__What is being asked__: Report each line from the listing that the string "area" appears in.
- - -
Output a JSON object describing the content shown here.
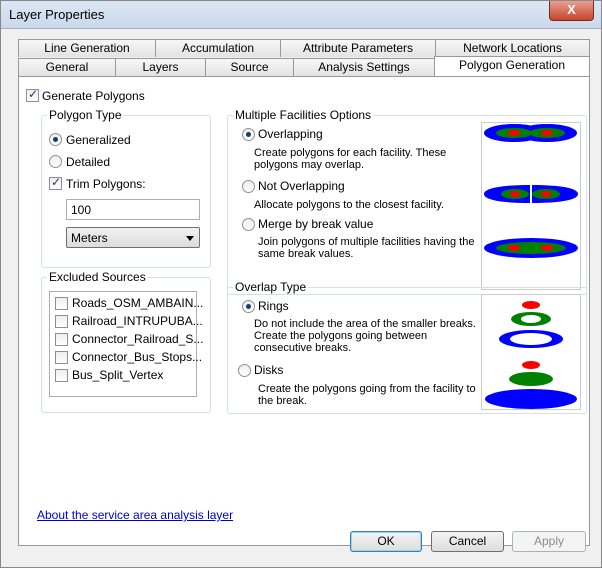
{
  "window": {
    "title": "Layer Properties",
    "close_label": "X"
  },
  "tabs_back": [
    "Line Generation",
    "Accumulation",
    "Attribute Parameters",
    "Network Locations"
  ],
  "tabs_front": [
    "General",
    "Layers",
    "Source",
    "Analysis Settings",
    "Polygon Generation"
  ],
  "generate_polygons": {
    "label": "Generate Polygons",
    "checked": true
  },
  "polygon_type": {
    "title": "Polygon Type",
    "generalized": "Generalized",
    "detailed": "Detailed",
    "trim_label": "Trim Polygons:",
    "trim_value": "100",
    "units": "Meters"
  },
  "multiple_facilities": {
    "title": "Multiple Facilities Options",
    "overlapping": "Overlapping",
    "overlapping_desc": "Create polygons for each facility. These polygons may overlap.",
    "not_overlapping": "Not Overlapping",
    "not_overlapping_desc": "Allocate polygons to the closest facility.",
    "merge": "Merge by break value",
    "merge_desc": "Join polygons of multiple facilities having the same break values."
  },
  "excluded_sources": {
    "title": "Excluded Sources",
    "items": [
      "Roads_OSM_AMBAIN...",
      "Railroad_INTRUPUBA...",
      "Connector_Railroad_S...",
      "Connector_Bus_Stops...",
      "Bus_Split_Vertex"
    ]
  },
  "overlap_type": {
    "title": "Overlap Type",
    "rings": "Rings",
    "rings_desc": "Do not include the area of the smaller breaks. Create the polygons going between consecutive breaks.",
    "disks": "Disks",
    "disks_desc": "Create the polygons going from the facility to the break."
  },
  "about_link": "About the service area analysis layer",
  "buttons": {
    "ok": "OK",
    "cancel": "Cancel",
    "apply": "Apply"
  },
  "colors": {
    "blue": "#0000ff",
    "green": "#008000",
    "red": "#ff0000"
  }
}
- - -
__Worked solution__:
    "rings_desc": "Do not include the area of the smaller breaks. Create the polygons going between consecutive breaks.",
  "about_link": "About the service area analysis layer",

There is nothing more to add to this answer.